You will be relieved, I'm sure, to know that: "Pope Francis rocked some religious and atheist minds today when he declared that everyone was redeemed through Jesus, including atheists", but only if you're a good atheist.


I prefer Pope Francis limit his pseudo-omnipotence to his devotees.

Twilight said...

Anonymous ~ He's almost as good at PR as our President!

Redemption is being heavily discounted get yours now - limited period only!

LB said...

Hi Twilight - I watched that exchange on TV and thought they both handled it very gracefully. I was relieved it didn't seem to take away from their connection or the inclusive intention behind the responses on both sides. I didn't get the feeling anyone was offended.

I volunteer in an environment with people who have *very* different beliefs than I do and where people are far more likely to use the word Earth in the same way that I might use the word Lord. I'm outnumbered but that's ok.:) I figure they have just as much right to their beliefs (or non-beliefs) as I do mine and to speak spontaneously and freely about them.

My father and his folks were from Oklahoma and none of them were at all religious, nor were they 'believers', far as I can tell. Though I never tried to convert him (I never try to convert *anyone*), at one point when I was older, my dad tried to discourage my own growing faith, thinking it would threaten our relationship - which it didn't. I understood his feelings but don't think he understood how *inclusive* my faith was or the role he played in shaping it. My dad placed a high value on intelligence and critical thinking, yet he was also very progressive and concerned about social justice, so we learned by example to value principle over dogma.

LB said...
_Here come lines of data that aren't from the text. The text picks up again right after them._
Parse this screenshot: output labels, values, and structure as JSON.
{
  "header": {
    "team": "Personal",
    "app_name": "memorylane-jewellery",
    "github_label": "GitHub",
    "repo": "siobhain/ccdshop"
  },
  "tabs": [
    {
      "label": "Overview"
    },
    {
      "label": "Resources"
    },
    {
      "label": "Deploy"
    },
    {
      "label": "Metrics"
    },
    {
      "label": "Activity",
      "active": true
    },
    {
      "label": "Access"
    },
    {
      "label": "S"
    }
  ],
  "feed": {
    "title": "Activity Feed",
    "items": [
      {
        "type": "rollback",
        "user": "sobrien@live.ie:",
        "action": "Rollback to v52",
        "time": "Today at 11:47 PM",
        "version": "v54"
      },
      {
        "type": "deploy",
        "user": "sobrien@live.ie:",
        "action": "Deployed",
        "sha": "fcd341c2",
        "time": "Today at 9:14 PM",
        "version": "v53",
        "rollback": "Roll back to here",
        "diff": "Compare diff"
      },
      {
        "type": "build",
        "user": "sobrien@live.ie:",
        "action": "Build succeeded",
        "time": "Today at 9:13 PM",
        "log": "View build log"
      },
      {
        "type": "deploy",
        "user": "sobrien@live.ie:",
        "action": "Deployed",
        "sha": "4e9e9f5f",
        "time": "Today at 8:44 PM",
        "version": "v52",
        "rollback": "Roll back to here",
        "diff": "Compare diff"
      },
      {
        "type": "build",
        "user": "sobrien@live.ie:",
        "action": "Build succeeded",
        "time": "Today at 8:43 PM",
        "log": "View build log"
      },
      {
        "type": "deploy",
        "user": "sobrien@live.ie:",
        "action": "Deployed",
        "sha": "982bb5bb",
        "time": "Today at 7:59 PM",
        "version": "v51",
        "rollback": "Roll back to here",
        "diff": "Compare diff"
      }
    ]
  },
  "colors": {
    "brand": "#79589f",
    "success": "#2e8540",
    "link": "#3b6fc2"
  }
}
Thought it worth adding how I'm more spiritual than religious. My husband and I watched the movie "Goya's Ghost" last night, about the Spanish Inquisition. Parts of the movie made me physically ill and I couldn't help but wonder (as I often wonder) how it is religious followers throughout history have so corrupted the teachings of Jesus.

Twilight said...

LB ~ I admire your attitude, and that of your father too - and hope, for the lady's sake who spoke with Wolf Blitzer, that there are many of similar mind to yours in Moore. I'd hate to read that she'd been victimised for her words.

I went in the other direction to you, LB - began as a churchgoer (Church of England), Sunday School teacher, Church Youth Club secretary.....and became disillusioned, once by our vicar's attitude, then later, gradually by a variety of events.
I still revere the teachings of Jesus Christ, but see him as being a teacher only - of similar ilk to MLK.

Twilight said...

LB ~ Yes - it all went terribly wrong somewhere along the way.
Spanish Inquisition being just one example of what can happen to an originally beautiful set of teachings when humans bent on power and control get their hands upon them.

LB said...

Actually, as a kid I rebelled against church too. My parents (most likely thanks to my mother's influence) forced me to attend services and I ran away in protest over their hypocrisy. It's been the story of my life ever since.

What I didn't mention in my comment is how shocked I was to discover during genealogy research how my dad came from a long line of Baptist preachers! My dad was somewhat knowledgeable about family history going back three or four generations, yet he left that one detail out. Seems like my paternal grandfather and possibly his father rejected that way of life, probably for reasons similar to yours and that of many others.

I share your hope that the young mother who admitted publicly to being an atheist doesn't suffer any prejudice because of it. You never know what will set people off.

Twilight said...

LB ~ That's interesting. Our genes must carry messages which, even after being suppressed for a generation or two make themselves felt again, in some way or other, eventually.

Anonymous said...

Actually, there IS a scientific study where group meditation resulted in a substantial and statistically significant decrease in crime:

Twilight said...

Anonymous ~ Thanks for the link - I'm glad to know that idea has been considered and tested. It doesn't seem too much of a stretch to me to think that mind power and such an application of it could be there - just waiting for realisation.